◆ The task
In the entries below, count the lines that include the word "ピクセル" and reply with the number alone.

--------------------------------

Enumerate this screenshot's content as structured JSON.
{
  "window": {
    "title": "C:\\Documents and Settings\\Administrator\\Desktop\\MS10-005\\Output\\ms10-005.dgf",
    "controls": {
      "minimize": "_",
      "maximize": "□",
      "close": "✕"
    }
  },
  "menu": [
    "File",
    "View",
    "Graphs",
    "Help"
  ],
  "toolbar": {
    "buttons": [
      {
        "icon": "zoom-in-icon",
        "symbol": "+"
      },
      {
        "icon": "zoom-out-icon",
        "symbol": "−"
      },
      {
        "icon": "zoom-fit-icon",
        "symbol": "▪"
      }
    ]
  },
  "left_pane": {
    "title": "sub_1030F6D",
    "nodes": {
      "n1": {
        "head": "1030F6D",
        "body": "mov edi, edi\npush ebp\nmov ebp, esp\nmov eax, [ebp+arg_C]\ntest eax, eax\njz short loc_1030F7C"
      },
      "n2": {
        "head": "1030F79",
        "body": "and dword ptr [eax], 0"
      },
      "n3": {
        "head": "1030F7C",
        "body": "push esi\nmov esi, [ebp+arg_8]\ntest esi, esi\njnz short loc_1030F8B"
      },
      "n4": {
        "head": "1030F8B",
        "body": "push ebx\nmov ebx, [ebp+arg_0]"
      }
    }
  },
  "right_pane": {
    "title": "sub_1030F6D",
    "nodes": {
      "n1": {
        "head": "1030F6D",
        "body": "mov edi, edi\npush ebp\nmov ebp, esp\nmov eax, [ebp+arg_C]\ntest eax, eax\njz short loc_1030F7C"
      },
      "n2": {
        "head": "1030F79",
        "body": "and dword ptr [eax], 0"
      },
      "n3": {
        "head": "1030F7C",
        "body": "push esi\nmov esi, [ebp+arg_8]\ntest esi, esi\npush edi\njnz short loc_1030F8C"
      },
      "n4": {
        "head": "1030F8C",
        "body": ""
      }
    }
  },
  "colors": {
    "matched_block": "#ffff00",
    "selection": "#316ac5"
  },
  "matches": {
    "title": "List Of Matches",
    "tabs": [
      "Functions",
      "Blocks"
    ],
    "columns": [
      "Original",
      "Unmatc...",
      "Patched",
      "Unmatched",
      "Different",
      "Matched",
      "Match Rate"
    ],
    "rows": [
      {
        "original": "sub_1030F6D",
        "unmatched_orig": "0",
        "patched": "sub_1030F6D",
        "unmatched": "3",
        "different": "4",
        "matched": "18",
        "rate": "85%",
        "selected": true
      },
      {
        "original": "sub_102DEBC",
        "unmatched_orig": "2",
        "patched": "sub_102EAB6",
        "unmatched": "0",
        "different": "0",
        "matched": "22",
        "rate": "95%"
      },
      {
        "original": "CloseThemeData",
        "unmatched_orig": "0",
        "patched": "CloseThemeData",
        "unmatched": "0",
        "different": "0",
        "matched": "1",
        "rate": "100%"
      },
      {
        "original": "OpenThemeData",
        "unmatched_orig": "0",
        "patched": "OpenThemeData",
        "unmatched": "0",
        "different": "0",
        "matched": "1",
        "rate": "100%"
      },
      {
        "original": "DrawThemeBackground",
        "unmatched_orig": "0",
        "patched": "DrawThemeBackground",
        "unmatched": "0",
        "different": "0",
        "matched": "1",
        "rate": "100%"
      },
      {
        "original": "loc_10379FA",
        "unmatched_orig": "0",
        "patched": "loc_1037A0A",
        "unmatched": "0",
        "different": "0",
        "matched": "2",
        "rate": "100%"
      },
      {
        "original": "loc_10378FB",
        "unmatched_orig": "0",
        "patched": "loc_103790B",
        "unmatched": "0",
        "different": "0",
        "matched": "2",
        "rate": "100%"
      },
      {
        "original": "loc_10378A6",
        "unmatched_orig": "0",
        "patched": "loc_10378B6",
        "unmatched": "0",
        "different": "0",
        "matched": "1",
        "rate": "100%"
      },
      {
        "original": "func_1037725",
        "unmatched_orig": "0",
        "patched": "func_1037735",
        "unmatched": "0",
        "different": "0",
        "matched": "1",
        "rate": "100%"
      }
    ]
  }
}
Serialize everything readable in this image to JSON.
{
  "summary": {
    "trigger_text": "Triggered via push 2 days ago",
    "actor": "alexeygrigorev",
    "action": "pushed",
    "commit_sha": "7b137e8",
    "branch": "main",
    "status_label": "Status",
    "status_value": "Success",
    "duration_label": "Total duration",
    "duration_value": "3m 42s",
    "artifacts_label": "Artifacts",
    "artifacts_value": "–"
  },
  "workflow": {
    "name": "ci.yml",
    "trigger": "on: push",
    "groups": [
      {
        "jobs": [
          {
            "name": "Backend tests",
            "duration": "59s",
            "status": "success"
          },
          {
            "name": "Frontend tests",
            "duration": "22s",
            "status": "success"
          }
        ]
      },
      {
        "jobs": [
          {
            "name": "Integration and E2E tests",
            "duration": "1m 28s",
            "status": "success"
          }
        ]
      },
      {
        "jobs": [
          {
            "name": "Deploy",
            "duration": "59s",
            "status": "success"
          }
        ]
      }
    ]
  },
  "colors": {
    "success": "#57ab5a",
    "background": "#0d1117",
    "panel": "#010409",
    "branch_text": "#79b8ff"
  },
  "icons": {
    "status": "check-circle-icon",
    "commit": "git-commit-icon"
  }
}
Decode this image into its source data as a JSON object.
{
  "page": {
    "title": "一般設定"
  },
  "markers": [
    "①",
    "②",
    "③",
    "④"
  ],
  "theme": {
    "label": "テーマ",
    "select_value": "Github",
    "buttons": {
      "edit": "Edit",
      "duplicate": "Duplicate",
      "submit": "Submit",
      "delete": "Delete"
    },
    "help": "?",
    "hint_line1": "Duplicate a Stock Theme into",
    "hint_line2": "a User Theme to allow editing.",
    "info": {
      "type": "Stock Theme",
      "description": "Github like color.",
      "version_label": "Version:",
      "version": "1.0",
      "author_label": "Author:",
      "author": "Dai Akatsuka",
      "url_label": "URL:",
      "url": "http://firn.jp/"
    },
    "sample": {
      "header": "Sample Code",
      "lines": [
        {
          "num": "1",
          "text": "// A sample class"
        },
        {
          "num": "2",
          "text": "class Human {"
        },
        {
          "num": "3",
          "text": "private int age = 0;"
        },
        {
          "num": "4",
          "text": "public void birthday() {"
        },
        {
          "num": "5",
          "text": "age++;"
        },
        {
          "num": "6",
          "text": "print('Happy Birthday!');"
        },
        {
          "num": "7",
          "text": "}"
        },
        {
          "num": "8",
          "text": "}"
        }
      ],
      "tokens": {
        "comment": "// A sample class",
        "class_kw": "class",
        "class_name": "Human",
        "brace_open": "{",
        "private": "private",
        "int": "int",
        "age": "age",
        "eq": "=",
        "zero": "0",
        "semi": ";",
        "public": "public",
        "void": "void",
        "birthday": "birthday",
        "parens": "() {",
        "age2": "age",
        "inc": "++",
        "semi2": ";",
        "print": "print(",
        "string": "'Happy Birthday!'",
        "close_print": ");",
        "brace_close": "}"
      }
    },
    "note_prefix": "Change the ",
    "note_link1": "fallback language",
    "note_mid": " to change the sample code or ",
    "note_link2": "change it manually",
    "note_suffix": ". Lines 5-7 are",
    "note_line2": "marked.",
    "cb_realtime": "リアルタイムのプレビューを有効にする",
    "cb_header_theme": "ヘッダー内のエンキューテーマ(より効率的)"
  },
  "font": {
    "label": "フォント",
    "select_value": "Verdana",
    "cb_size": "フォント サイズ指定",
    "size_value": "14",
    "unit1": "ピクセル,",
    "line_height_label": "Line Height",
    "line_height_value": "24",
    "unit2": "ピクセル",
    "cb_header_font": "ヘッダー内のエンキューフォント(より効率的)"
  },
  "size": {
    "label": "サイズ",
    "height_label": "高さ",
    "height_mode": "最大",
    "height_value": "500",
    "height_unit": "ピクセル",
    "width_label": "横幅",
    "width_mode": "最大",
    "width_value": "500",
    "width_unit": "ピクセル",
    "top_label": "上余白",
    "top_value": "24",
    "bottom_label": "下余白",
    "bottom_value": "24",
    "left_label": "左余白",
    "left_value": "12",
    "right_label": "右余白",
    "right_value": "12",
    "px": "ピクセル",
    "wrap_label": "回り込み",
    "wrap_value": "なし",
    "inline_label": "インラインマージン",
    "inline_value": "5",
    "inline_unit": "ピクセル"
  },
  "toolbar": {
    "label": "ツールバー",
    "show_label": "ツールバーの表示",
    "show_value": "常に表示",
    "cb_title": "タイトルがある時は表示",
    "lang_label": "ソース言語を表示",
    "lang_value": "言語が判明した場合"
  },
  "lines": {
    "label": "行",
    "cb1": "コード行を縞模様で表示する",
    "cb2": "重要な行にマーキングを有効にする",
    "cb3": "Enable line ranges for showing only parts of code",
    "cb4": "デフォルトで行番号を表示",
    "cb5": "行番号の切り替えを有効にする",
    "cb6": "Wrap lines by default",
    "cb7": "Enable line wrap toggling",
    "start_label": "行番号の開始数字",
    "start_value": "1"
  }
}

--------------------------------

◆ Task response
6